Records for the task Start Marker
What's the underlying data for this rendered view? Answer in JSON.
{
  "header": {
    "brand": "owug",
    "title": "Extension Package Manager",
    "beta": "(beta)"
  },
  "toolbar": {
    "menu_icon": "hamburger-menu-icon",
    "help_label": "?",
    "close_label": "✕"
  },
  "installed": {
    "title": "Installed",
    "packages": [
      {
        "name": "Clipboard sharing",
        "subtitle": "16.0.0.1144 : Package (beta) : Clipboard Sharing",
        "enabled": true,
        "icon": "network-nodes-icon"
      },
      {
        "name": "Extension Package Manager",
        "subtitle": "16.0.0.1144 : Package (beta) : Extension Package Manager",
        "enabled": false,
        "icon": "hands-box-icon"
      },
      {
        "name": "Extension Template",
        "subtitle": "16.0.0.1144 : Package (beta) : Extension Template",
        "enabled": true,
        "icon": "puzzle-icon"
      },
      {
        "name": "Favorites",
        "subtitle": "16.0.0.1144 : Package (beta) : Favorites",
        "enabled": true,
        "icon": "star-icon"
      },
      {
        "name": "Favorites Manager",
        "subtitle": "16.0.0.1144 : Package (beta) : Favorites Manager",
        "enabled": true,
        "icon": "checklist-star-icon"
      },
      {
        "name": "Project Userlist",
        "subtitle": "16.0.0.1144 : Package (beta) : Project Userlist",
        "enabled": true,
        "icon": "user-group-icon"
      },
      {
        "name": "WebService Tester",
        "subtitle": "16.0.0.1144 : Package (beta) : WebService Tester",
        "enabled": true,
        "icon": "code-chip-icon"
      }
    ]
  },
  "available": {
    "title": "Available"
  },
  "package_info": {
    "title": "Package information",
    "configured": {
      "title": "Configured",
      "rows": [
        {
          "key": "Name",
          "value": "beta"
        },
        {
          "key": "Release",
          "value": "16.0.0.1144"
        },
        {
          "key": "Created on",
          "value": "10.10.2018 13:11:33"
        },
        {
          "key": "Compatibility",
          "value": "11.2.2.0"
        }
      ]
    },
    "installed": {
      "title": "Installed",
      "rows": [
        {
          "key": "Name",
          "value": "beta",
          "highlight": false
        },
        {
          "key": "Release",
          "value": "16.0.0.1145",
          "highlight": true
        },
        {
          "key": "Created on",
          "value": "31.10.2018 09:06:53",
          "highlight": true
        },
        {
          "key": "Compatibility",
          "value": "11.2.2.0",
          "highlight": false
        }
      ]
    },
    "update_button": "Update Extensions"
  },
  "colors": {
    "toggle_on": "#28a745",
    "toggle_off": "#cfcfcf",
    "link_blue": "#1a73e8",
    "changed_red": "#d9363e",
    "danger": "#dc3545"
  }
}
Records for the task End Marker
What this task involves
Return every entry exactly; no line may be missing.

Expected answer
What's the underlying data for this rendered view? Answer in JSON.
{
  "header": {
    "brand": "owug",
    "title": "Extension Package Manager",
    "beta": "(beta)"
  },
  "toolbar": {
    "menu_icon": "hamburger-menu-icon",
    "help_label": "?",
    "close_label": "✕"
  },
  "installed": {
    "title": "Installed",
    "packages": [
      {
        "name": "Clipboard sharing",
        "subtitle": "16.0.0.1144 : Package (beta) : Clipboard Sharing",
        "enabled": true,
        "icon": "network-nodes-icon"
      },
      {
        "name": "Extension Package Manager",
        "subtitle": "16.0.0.1144 : Package (beta) : Extension Package Manager",
        "enabled": false,
        "icon": "hands-box-icon"
      },
      {
        "name": "Extension Template",
        "subtitle": "16.0.0.1144 : Package (beta) : Extension Template",
        "enabled": true,
        "icon": "puzzle-icon"
      },
      {
        "name": "Favorites",
        "subtitle": "16.0.0.1144 : Package (beta) : Favorites",
        "enabled": true,
        "icon": "star-icon"
      },
      {
        "name": "Favorites Manager",
        "subtitle": "16.0.0.1144 : Package (beta) : Favorites Manager",
        "enabled": true,
        "icon": "checklist-star-icon"
      },
      {
        "name": "Project Userlist",
        "subtitle": "16.0.0.1144 : Package (beta) : Project Userlist",
        "enabled": true,
        "icon": "user-group-icon"
      },
      {
        "name": "WebService Tester",
        "subtitle": "16.0.0.1144 : Package (beta) : WebService Tester",
        "enabled": true,
        "icon": "code-chip-icon"
      }
    ]
  },
  "available": {
    "title": "Available"
  },
  "package_info": {
    "title": "Package information",
    "configured": {
      "title": "Configured",
      "rows": [
        {
          "key": "Name",
          "value": "beta"
        },
        {
          "key": "Release",
          "value": "16.0.0.1144"
        },
        {
          "key": "Created on",
          "value": "10.10.2018 13:11:33"
        },
        {
          "key": "Compatibility",
          "value": "11.2.2.0"
        }
      ]
    },
    "installed": {
      "title": "Installed",
      "rows": [
        {
          "key": "Name",
          "value": "beta",
          "highlight": false
        },
        {
          "key": "Release",
          "value": "16.0.0.1145",
          "highlight": true
        },
        {
          "key": "Created on",
          "value": "31.10.2018 09:06:53",
          "highlight": true
        },
        {
          "key": "Compatibility",
          "value": "11.2.2.0",
          "highlight": false
        }
      ]
    },
    "update_button": "Update Extensions"
  },
  "colors": {
    "toggle_on": "#28a745",
    "toggle_off": "#cfcfcf",
    "link_blue": "#1a73e8",
    "changed_red": "#d9363e",
    "danger": "#dc3545"
  }
}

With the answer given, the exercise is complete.